One of the most interesting archaeological sites in western Crete, Aptera was inhabited since Minoan times (the first reference of the city Aptera as A-pa-ta-wa is traced in Linear B tablets coming from Knossos in the 14th- 13th century BC) but it only became a significant city around the 8th century BC. Its location above the bay of Souda was also strategically important: close to its two seaports Minoa (today's Marathi) and Kasteli (near Kalyves) Aptera could control the circulation of ships and it became a very important trading post in Crete and one of the greatest cities on the island.
Aptera was destroyed in the great earthquake of 365 AD and only sparsely inhabited afterwards but a monastery dedicated to St. John the Theologian remained amidst the ruins.
A part of the archaeological site is fenced off and you have to pay a small entry fee (in 2016 it is 2 Euro) to access it (from 8.00 to 15.00, closed Mondays).
Within the site you can visit impressive Roman cisterns, ruins of Roman bath houses, a newly excavated theater and the monastery of Agios Ioannis Theologos in which there is an excellent presentation of the site of Aptera.

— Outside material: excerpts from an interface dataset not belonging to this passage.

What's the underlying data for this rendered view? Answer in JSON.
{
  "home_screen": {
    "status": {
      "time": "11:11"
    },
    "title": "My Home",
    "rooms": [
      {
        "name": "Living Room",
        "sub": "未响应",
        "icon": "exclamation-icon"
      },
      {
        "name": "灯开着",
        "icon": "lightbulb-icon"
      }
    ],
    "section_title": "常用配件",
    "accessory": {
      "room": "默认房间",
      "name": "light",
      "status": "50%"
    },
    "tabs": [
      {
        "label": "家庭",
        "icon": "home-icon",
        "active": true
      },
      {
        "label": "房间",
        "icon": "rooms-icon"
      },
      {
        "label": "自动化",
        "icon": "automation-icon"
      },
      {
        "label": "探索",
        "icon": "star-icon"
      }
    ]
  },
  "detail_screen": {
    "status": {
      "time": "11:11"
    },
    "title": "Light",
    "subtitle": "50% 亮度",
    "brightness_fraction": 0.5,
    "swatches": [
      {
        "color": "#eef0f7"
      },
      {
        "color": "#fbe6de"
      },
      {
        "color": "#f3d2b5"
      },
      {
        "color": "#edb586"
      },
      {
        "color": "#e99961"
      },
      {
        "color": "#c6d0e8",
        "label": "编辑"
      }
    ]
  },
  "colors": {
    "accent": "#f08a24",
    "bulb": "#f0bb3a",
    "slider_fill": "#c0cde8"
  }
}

The enclosed area is only a small part of the very large site which encompasses the whole hill. Surrounded by massive fortification walls (with total circumference of 3.5km) most of the area is still not exacavated but lots of work has been done on the western gate (the first place you see when you drive up towards Aptera) and there is an interesting Hellenistic villa excavated in a field near the site's entrance.
To the North of the hill a large Ottoman fort overlooks the whole of Souda Bay.
Aptera is located around 13 km away from Chania. As there are no public buses to Aptera it is best reached by car. You could in theory take any bus to Rethymnon / Heraklion and get off at the crossroad that leads to Aptera but it will take you around 45 minutes to walk up the hill to the archaeological site.
It is also possible to stay nearby with most places offering fantastic views as well as good beaches a short car ride away.
There are a few cafés and tavernas in the village of Aptera (formerly known as Megala Horafia) on the way to the site.
Apart from its archaeological interest Aptera offers splendid views of the Bay of Souda and the White Mountains, especially in winter and early spring when the mountains are covered in snow. At that time of the year it is also a great place for wild flowers.